TASK DIRECTIONS :: Repeat the data as given. Images do not go in the copy.

══ RAW DATA ══

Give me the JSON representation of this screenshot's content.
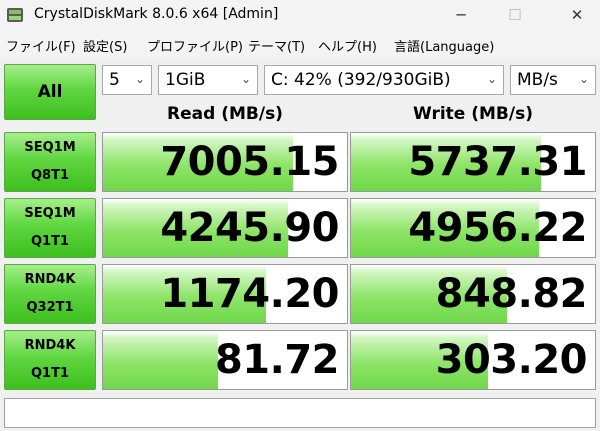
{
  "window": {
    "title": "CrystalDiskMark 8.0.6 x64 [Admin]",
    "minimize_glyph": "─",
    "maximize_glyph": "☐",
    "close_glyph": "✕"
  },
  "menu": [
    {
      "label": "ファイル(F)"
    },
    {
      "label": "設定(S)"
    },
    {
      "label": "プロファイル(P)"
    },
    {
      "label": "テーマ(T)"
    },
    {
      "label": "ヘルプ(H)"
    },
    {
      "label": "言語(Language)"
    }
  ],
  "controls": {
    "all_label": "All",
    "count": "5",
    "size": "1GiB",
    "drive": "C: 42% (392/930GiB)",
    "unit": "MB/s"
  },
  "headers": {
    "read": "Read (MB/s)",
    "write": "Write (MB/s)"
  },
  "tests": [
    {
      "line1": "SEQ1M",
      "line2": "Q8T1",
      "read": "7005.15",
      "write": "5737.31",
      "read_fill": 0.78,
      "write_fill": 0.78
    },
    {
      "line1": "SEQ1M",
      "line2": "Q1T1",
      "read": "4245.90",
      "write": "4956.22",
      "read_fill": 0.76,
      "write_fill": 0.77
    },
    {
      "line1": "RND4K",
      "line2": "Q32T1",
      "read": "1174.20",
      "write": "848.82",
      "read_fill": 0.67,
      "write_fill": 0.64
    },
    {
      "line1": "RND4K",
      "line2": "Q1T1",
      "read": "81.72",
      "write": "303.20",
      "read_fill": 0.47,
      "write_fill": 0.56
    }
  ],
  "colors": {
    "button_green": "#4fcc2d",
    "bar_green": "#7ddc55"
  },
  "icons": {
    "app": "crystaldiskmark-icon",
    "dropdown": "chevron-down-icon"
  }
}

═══

RESPONSE BELOW ::
Give me the JSON representation of this screenshot's content.
{
  "window": {
    "title": "CrystalDiskMark 8.0.6 x64 [Admin]",
    "minimize_glyph": "─",
    "maximize_glyph": "☐",
    "close_glyph": "✕"
  },
  "menu": [
    {
      "label": "ファイル(F)"
    },
    {
      "label": "設定(S)"
    },
    {
      "label": "プロファイル(P)"
    },
    {
      "label": "テーマ(T)"
    },
    {
      "label": "ヘルプ(H)"
    },
    {
      "label": "言語(Language)"
    }
  ],
  "controls": {
    "all_label": "All",
    "count": "5",
    "size": "1GiB",
    "drive": "C: 42% (392/930GiB)",
    "unit": "MB/s"
  },
  "headers": {
    "read": "Read (MB/s)",
    "write": "Write (MB/s)"
  },
  "tests": [
    {
      "line1": "SEQ1M",
      "line2": "Q8T1",
      "read": "7005.15",
      "write": "5737.31",
      "read_fill": 0.78,
      "write_fill": 0.78
    },
    {
      "line1": "SEQ1M",
      "line2": "Q1T1",
      "read": "4245.90",
      "write": "4956.22",
      "read_fill": 0.76,
      "write_fill": 0.77
    },
    {
      "line1": "RND4K",
      "line2": "Q32T1",
      "read": "1174.20",
      "write": "848.82",
      "read_fill": 0.67,
      "write_fill": 0.64
    },
    {
      "line1": "RND4K",
      "line2": "Q1T1",
      "read": "81.72",
      "write": "303.20",
      "read_fill": 0.47,
      "write_fill": 0.56
    }
  ],
  "colors": {
    "button_green": "#4fcc2d",
    "bar_green": "#7ddc55"
  },
  "icons": {
    "app": "crystaldiskmark-icon",
    "dropdown": "chevron-down-icon"
  }
}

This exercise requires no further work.